- [Task brief]: Each entry must be copied exactly, without omission.

(Items from an interface collection)
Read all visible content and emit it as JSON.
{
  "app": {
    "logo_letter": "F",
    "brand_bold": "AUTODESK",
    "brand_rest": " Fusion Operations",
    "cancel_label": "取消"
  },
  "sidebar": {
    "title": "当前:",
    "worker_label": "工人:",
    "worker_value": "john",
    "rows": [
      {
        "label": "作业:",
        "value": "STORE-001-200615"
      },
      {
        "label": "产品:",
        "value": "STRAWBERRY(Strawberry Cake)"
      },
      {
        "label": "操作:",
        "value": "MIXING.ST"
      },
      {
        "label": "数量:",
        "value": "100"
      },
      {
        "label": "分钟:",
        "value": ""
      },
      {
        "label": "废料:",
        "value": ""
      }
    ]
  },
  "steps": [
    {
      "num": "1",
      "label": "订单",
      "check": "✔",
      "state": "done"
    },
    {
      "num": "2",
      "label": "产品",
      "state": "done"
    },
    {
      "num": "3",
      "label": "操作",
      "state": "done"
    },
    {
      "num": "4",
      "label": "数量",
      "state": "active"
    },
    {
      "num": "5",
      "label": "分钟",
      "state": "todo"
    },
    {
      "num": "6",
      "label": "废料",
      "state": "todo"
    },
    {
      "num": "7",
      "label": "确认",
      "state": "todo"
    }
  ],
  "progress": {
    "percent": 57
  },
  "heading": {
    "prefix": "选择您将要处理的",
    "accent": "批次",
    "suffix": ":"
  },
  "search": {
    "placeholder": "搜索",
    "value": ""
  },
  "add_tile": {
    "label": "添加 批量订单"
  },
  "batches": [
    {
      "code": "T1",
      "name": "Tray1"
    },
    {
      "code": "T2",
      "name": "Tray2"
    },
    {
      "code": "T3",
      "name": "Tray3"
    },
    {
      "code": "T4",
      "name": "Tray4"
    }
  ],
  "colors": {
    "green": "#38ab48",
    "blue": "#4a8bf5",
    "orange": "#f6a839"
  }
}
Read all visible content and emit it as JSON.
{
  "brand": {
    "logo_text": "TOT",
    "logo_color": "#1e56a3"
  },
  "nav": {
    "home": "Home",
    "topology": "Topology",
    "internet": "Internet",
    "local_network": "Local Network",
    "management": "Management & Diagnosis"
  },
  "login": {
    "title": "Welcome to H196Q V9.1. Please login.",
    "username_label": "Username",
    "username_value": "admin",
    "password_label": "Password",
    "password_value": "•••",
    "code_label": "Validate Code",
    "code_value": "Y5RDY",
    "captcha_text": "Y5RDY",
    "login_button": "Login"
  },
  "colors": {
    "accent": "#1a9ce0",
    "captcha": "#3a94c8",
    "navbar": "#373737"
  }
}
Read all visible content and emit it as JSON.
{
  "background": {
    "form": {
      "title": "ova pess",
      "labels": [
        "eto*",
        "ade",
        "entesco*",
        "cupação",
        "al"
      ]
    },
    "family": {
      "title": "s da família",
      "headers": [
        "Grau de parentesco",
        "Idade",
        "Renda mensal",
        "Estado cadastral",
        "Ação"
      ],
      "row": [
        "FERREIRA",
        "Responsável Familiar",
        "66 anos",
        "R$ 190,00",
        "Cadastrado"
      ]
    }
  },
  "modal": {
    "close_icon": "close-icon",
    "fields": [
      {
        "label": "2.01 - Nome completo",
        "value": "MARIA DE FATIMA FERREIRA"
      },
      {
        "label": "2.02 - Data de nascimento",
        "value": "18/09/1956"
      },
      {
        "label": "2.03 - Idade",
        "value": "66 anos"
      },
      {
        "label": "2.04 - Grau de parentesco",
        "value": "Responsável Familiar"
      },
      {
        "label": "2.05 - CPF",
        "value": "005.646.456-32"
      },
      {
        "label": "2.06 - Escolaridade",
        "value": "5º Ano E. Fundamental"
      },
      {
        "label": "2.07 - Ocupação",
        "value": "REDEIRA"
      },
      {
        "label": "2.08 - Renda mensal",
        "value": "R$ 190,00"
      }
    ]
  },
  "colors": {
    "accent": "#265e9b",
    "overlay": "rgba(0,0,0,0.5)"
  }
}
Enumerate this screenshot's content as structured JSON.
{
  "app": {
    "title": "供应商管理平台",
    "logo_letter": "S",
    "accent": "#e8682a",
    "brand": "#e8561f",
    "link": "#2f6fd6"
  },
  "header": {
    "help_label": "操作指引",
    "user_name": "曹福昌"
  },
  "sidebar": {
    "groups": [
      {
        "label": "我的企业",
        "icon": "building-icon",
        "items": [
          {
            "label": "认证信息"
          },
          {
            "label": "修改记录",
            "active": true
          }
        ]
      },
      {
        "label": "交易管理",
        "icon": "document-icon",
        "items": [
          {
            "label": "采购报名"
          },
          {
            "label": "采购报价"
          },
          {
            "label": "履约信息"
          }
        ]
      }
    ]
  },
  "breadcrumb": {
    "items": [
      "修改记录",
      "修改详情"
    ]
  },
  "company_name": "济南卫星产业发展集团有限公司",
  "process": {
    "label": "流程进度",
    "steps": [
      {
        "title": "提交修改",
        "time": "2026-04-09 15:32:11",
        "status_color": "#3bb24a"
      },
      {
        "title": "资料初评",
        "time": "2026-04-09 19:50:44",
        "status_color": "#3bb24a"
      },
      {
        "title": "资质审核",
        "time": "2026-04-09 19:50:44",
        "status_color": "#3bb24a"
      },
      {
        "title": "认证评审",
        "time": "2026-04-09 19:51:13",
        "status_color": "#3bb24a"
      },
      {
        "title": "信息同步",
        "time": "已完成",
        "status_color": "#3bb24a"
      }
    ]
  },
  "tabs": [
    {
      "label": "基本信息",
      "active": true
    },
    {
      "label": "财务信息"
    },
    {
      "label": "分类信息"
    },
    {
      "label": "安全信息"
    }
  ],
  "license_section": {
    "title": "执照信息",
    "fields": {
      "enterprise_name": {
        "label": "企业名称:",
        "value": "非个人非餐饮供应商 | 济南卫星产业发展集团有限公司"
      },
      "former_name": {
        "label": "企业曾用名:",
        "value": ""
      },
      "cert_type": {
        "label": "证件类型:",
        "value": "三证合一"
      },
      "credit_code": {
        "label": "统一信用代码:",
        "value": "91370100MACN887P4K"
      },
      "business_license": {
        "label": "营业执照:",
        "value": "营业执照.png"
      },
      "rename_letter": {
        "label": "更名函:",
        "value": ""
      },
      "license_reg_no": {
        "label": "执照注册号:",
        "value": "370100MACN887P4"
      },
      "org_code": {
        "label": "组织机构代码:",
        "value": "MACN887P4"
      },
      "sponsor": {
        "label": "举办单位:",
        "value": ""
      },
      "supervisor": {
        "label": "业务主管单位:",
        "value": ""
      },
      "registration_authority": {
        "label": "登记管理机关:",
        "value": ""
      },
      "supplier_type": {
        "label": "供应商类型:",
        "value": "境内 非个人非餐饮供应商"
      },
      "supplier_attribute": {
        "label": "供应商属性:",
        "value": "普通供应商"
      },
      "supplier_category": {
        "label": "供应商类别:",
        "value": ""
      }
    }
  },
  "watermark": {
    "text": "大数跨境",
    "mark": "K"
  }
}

- [Exercise solution]:
Read all visible content and emit it as JSON.
{
  "app": {
    "logo_letter": "F",
    "brand_bold": "AUTODESK",
    "brand_rest": " Fusion Operations",
    "cancel_label": "取消"
  },
  "sidebar": {
    "title": "当前:",
    "worker_label": "工人:",
    "worker_value": "john",
    "rows": [
      {
        "label": "作业:",
        "value": "STORE-001-200615"
      },
      {
        "label": "产品:",
        "value": "STRAWBERRY(Strawberry Cake)"
      },
      {
        "label": "操作:",
        "value": "MIXING.ST"
      },
      {
        "label": "数量:",
        "value": "100"
      },
      {
        "label": "分钟:",
        "value": ""
      },
      {
        "label": "废料:",
        "value": ""
      }
    ]
  },
  "steps": [
    {
      "num": "1",
      "label": "订单",
      "check": "✔",
      "state": "done"
    },
    {
      "num": "2",
      "label": "产品",
      "state": "done"
    },
    {
      "num": "3",
      "label": "操作",
      "state": "done"
    },
    {
      "num": "4",
      "label": "数量",
      "state": "active"
    },
    {
      "num": "5",
      "label": "分钟",
      "state": "todo"
    },
    {
      "num": "6",
      "label": "废料",
      "state": "todo"
    },
    {
      "num": "7",
      "label": "确认",
      "state": "todo"
    }
  ],
  "progress": {
    "percent": 57
  },
  "heading": {
    "prefix": "选择您将要处理的",
    "accent": "批次",
    "suffix": ":"
  },
  "search": {
    "placeholder": "搜索",
    "value": ""
  },
  "add_tile": {
    "label": "添加 批量订单"
  },
  "batches": [
    {
      "code": "T1",
      "name": "Tray1"
    },
    {
      "code": "T2",
      "name": "Tray2"
    },
    {
      "code": "T3",
      "name": "Tray3"
    },
    {
      "code": "T4",
      "name": "Tray4"
    }
  ],
  "colors": {
    "green": "#38ab48",
    "blue": "#4a8bf5",
    "orange": "#f6a839"
  }
}
Read all visible content and emit it as JSON.
{
  "brand": {
    "logo_text": "TOT",
    "logo_color": "#1e56a3"
  },
  "nav": {
    "home": "Home",
    "topology": "Topology",
    "internet": "Internet",
    "local_network": "Local Network",
    "management": "Management & Diagnosis"
  },
  "login": {
    "title": "Welcome to H196Q V9.1. Please login.",
    "username_label": "Username",
    "username_value": "admin",
    "password_label": "Password",
    "password_value": "•••",
    "code_label": "Validate Code",
    "code_value": "Y5RDY",
    "captcha_text": "Y5RDY",
    "login_button": "Login"
  },
  "colors": {
    "accent": "#1a9ce0",
    "captcha": "#3a94c8",
    "navbar": "#373737"
  }
}
Read all visible content and emit it as JSON.
{
  "background": {
    "form": {
      "title": "ova pess",
      "labels": [
        "eto*",
        "ade",
        "entesco*",
        "cupação",
        "al"
      ]
    },
    "family": {
      "title": "s da família",
      "headers": [
        "Grau de parentesco",
        "Idade",
        "Renda mensal",
        "Estado cadastral",
        "Ação"
      ],
      "row": [
        "FERREIRA",
        "Responsável Familiar",
        "66 anos",
        "R$ 190,00",
        "Cadastrado"
      ]
    }
  },
  "modal": {
    "close_icon": "close-icon",
    "fields": [
      {
        "label": "2.01 - Nome completo",
        "value": "MARIA DE FATIMA FERREIRA"
      },
      {
        "label": "2.02 - Data de nascimento",
        "value": "18/09/1956"
      },
      {
        "label": "2.03 - Idade",
        "value": "66 anos"
      },
      {
        "label": "2.04 - Grau de parentesco",
        "value": "Responsável Familiar"
      },
      {
        "label": "2.05 - CPF",
        "value": "005.646.456-32"
      },
      {
        "label": "2.06 - Escolaridade",
        "value": "5º Ano E. Fundamental"
      },
      {
        "label": "2.07 - Ocupação",
        "value": "REDEIRA"
      },
      {
        "label": "2.08 - Renda mensal",
        "value": "R$ 190,00"
      }
    ]
  },
  "colors": {
    "accent": "#265e9b",
    "overlay": "rgba(0,0,0,0.5)"
  }
}
Enumerate this screenshot's content as structured JSON.
{
  "app": {
    "title": "供应商管理平台",
    "logo_letter": "S",
    "accent": "#e8682a",
    "brand": "#e8561f",
    "link": "#2f6fd6"
  },
  "header": {
    "help_label": "操作指引",
    "user_name": "曹福昌"
  },
  "sidebar": {
    "groups": [
      {
        "label": "我的企业",
        "icon": "building-icon",
        "items": [
          {
            "label": "认证信息"
          },
          {
            "label": "修改记录",
            "active": true
          }
        ]
      },
      {
        "label": "交易管理",
        "icon": "document-icon",
        "items": [
          {
            "label": "采购报名"
          },
          {
            "label": "采购报价"
          },
          {
            "label": "履约信息"
          }
        ]
      }
    ]
  },
  "breadcrumb": {
    "items": [
      "修改记录",
      "修改详情"
    ]
  },
  "company_name": "济南卫星产业发展集团有限公司",
  "process": {
    "label": "流程进度",
    "steps": [
      {
        "title": "提交修改",
        "time": "2026-04-09 15:32:11",
        "status_color": "#3bb24a"
      },
      {
        "title": "资料初评",
        "time": "2026-04-09 19:50:44",
        "status_color": "#3bb24a"
      },
      {
        "title": "资质审核",
        "time": "2026-04-09 19:50:44",
        "status_color": "#3bb24a"
      },
      {
        "title": "认证评审",
        "time": "2026-04-09 19:51:13",
        "status_color": "#3bb24a"
      },
      {
        "title": "信息同步",
        "time": "已完成",
        "status_color": "#3bb24a"
      }
    ]
  },
  "tabs": [
    {
      "label": "基本信息",
      "active": true
    },
    {
      "label": "财务信息"
    },
    {
      "label": "分类信息"
    },
    {
      "label": "安全信息"
    }
  ],
  "license_section": {
    "title": "执照信息",
    "fields": {
      "enterprise_name": {
        "label": "企业名称:",
        "value": "非个人非餐饮供应商 | 济南卫星产业发展集团有限公司"
      },
      "former_name": {
        "label": "企业曾用名:",
        "value": ""
      },
      "cert_type": {
        "label": "证件类型:",
        "value": "三证合一"
      },
      "credit_code": {
        "label": "统一信用代码:",
        "value": "91370100MACN887P4K"
      },
      "business_license": {
        "label": "营业执照:",
        "value": "营业执照.png"
      },
      "rename_letter": {
        "label": "更名函:",
        "value": ""
      },
      "license_reg_no": {
        "label": "执照注册号:",
        "value": "370100MACN887P4"
      },
      "org_code": {
        "label": "组织机构代码:",
        "value": "MACN887P4"
      },
      "sponsor": {
        "label": "举办单位:",
        "value": ""
      },
      "supervisor": {
        "label": "业务主管单位:",
        "value": ""
      },
      "registration_authority": {
        "label": "登记管理机关:",
        "value": ""
      },
      "supplier_type": {
        "label": "供应商类型:",
        "value": "境内 非个人非餐饮供应商"
      },
      "supplier_attribute": {
        "label": "供应商属性:",
        "value": "普通供应商"
      },
      "supplier_category": {
        "label": "供应商类别:",
        "value": ""
      }
    }
  },
  "watermark": {
    "text": "大数跨境",
    "mark": "K"
  }
}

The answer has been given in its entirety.